==== Provided entries

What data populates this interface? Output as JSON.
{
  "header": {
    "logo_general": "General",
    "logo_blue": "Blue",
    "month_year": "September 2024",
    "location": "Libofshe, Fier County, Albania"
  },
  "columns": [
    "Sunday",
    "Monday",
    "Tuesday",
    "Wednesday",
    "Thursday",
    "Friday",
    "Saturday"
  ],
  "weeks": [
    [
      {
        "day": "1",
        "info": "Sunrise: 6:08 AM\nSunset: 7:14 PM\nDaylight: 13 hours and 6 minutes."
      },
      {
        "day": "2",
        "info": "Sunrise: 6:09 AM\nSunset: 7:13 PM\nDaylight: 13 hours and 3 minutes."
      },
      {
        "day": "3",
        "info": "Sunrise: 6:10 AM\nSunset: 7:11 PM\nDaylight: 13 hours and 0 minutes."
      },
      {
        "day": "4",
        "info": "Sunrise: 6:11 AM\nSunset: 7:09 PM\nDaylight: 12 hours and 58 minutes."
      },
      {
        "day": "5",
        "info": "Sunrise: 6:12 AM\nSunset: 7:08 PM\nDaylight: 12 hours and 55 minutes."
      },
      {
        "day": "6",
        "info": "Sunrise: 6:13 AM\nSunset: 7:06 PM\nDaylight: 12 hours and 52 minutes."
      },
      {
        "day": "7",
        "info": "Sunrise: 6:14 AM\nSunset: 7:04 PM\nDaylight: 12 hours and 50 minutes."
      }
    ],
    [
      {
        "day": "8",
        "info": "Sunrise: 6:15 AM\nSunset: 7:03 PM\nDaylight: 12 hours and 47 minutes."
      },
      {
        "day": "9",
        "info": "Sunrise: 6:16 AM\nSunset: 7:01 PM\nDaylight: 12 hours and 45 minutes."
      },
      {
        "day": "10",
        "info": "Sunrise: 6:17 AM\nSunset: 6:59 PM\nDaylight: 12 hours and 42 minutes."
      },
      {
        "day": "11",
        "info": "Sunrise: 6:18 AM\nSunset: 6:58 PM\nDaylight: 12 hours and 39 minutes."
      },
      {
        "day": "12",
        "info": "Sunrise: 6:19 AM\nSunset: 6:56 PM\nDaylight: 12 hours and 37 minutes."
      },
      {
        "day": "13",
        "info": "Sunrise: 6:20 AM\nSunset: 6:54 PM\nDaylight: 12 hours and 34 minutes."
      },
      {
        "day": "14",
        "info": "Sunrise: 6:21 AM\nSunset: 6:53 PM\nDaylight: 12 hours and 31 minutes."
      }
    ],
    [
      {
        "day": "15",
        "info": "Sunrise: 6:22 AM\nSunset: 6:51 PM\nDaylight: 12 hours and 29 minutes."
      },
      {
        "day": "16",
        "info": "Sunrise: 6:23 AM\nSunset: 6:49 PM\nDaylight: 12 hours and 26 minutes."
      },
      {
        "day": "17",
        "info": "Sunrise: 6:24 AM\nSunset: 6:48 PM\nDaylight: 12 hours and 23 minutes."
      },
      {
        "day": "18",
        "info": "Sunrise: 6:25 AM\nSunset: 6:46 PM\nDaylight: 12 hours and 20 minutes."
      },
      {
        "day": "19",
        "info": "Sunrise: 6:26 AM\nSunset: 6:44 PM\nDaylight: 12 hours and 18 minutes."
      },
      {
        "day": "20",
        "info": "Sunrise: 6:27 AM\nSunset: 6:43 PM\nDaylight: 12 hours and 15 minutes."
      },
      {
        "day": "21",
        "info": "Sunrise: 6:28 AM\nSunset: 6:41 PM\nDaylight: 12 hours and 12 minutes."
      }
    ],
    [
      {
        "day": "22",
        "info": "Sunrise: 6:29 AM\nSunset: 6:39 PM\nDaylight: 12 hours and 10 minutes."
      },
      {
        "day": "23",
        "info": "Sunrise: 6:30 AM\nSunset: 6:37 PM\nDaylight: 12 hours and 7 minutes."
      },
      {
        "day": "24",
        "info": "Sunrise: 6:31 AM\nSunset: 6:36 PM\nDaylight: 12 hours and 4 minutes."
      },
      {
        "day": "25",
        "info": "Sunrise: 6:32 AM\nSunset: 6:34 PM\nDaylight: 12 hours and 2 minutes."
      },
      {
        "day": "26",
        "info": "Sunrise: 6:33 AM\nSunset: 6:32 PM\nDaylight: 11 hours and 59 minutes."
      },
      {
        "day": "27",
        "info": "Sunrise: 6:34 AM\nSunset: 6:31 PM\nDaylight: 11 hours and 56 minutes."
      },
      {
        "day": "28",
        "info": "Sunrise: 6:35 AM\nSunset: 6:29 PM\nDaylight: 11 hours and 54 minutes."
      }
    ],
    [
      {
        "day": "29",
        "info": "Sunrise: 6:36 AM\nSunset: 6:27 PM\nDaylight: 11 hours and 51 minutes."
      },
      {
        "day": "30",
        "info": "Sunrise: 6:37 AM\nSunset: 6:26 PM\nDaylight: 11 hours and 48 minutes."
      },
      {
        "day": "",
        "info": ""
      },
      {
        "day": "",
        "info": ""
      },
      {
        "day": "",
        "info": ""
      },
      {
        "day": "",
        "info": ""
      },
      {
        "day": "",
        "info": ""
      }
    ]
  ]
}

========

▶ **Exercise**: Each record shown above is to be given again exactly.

▶ **Task output**:
What data populates this interface? Output as JSON.
{
  "header": {
    "logo_general": "General",
    "logo_blue": "Blue",
    "month_year": "September 2024",
    "location": "Libofshe, Fier County, Albania"
  },
  "columns": [
    "Sunday",
    "Monday",
    "Tuesday",
    "Wednesday",
    "Thursday",
    "Friday",
    "Saturday"
  ],
  "weeks": [
    [
      {
        "day": "1",
        "info": "Sunrise: 6:08 AM\nSunset: 7:14 PM\nDaylight: 13 hours and 6 minutes."
      },
      {
        "day": "2",
        "info": "Sunrise: 6:09 AM\nSunset: 7:13 PM\nDaylight: 13 hours and 3 minutes."
      },
      {
        "day": "3",
        "info": "Sunrise: 6:10 AM\nSunset: 7:11 PM\nDaylight: 13 hours and 0 minutes."
      },
      {
        "day": "4",
        "info": "Sunrise: 6:11 AM\nSunset: 7:09 PM\nDaylight: 12 hours and 58 minutes."
      },
      {
        "day": "5",
        "info": "Sunrise: 6:12 AM\nSunset: 7:08 PM\nDaylight: 12 hours and 55 minutes."
      },
      {
        "day": "6",
        "info": "Sunrise: 6:13 AM\nSunset: 7:06 PM\nDaylight: 12 hours and 52 minutes."
      },
      {
        "day": "7",
        "info": "Sunrise: 6:14 AM\nSunset: 7:04 PM\nDaylight: 12 hours and 50 minutes."
      }
    ],
    [
      {
        "day": "8",
        "info": "Sunrise: 6:15 AM\nSunset: 7:03 PM\nDaylight: 12 hours and 47 minutes."
      },
      {
        "day": "9",
        "info": "Sunrise: 6:16 AM\nSunset: 7:01 PM\nDaylight: 12 hours and 45 minutes."
      },
      {
        "day": "10",
        "info": "Sunrise: 6:17 AM\nSunset: 6:59 PM\nDaylight: 12 hours and 42 minutes."
      },
      {
        "day": "11",
        "info": "Sunrise: 6:18 AM\nSunset: 6:58 PM\nDaylight: 12 hours and 39 minutes."
      },
      {
        "day": "12",
        "info": "Sunrise: 6:19 AM\nSunset: 6:56 PM\nDaylight: 12 hours and 37 minutes."
      },
      {
        "day": "13",
        "info": "Sunrise: 6:20 AM\nSunset: 6:54 PM\nDaylight: 12 hours and 34 minutes."
      },
      {
        "day": "14",
        "info": "Sunrise: 6:21 AM\nSunset: 6:53 PM\nDaylight: 12 hours and 31 minutes."
      }
    ],
    [
      {
        "day": "15",
        "info": "Sunrise: 6:22 AM\nSunset: 6:51 PM\nDaylight: 12 hours and 29 minutes."
      },
      {
        "day": "16",
        "info": "Sunrise: 6:23 AM\nSunset: 6:49 PM\nDaylight: 12 hours and 26 minutes."
      },
      {
        "day": "17",
        "info": "Sunrise: 6:24 AM\nSunset: 6:48 PM\nDaylight: 12 hours and 23 minutes."
      },
      {
        "day": "18",
        "info": "Sunrise: 6:25 AM\nSunset: 6:46 PM\nDaylight: 12 hours and 20 minutes."
      },
      {
        "day": "19",
        "info": "Sunrise: 6:26 AM\nSunset: 6:44 PM\nDaylight: 12 hours and 18 minutes."
      },
      {
        "day": "20",
        "info": "Sunrise: 6:27 AM\nSunset: 6:43 PM\nDaylight: 12 hours and 15 minutes."
      },
      {
        "day": "21",
        "info": "Sunrise: 6:28 AM\nSunset: 6:41 PM\nDaylight: 12 hours and 12 minutes."
      }
    ],
    [
      {
        "day": "22",
        "info": "Sunrise: 6:29 AM\nSunset: 6:39 PM\nDaylight: 12 hours and 10 minutes."
      },
      {
        "day": "23",
        "info": "Sunrise: 6:30 AM\nSunset: 6:37 PM\nDaylight: 12 hours and 7 minutes."
      },
      {
        "day": "24",
        "info": "Sunrise: 6:31 AM\nSunset: 6:36 PM\nDaylight: 12 hours and 4 minutes."
      },
      {
        "day": "25",
        "info": "Sunrise: 6:32 AM\nSunset: 6:34 PM\nDaylight: 12 hours and 2 minutes."
      },
      {
        "day": "26",
        "info": "Sunrise: 6:33 AM\nSunset: 6:32 PM\nDaylight: 11 hours and 59 minutes."
      },
      {
        "day": "27",
        "info": "Sunrise: 6:34 AM\nSunset: 6:31 PM\nDaylight: 11 hours and 56 minutes."
      },
      {
        "day": "28",
        "info": "Sunrise: 6:35 AM\nSunset: 6:29 PM\nDaylight: 11 hours and 54 minutes."
      }
    ],
    [
      {
        "day": "29",
        "info": "Sunrise: 6:36 AM\nSunset: 6:27 PM\nDaylight: 11 hours and 51 minutes."
      },
      {
        "day": "30",
        "info": "Sunrise: 6:37 AM\nSunset: 6:26 PM\nDaylight: 11 hours and 48 minutes."
      },
      {
        "day": "",
        "info": ""
      },
      {
        "day": "",
        "info": ""
      },
      {
        "day": "",
        "info": ""
      },
      {
        "day": "",
        "info": ""
      },
      {
        "day": "",
        "info": ""
      }
    ]
  ]
}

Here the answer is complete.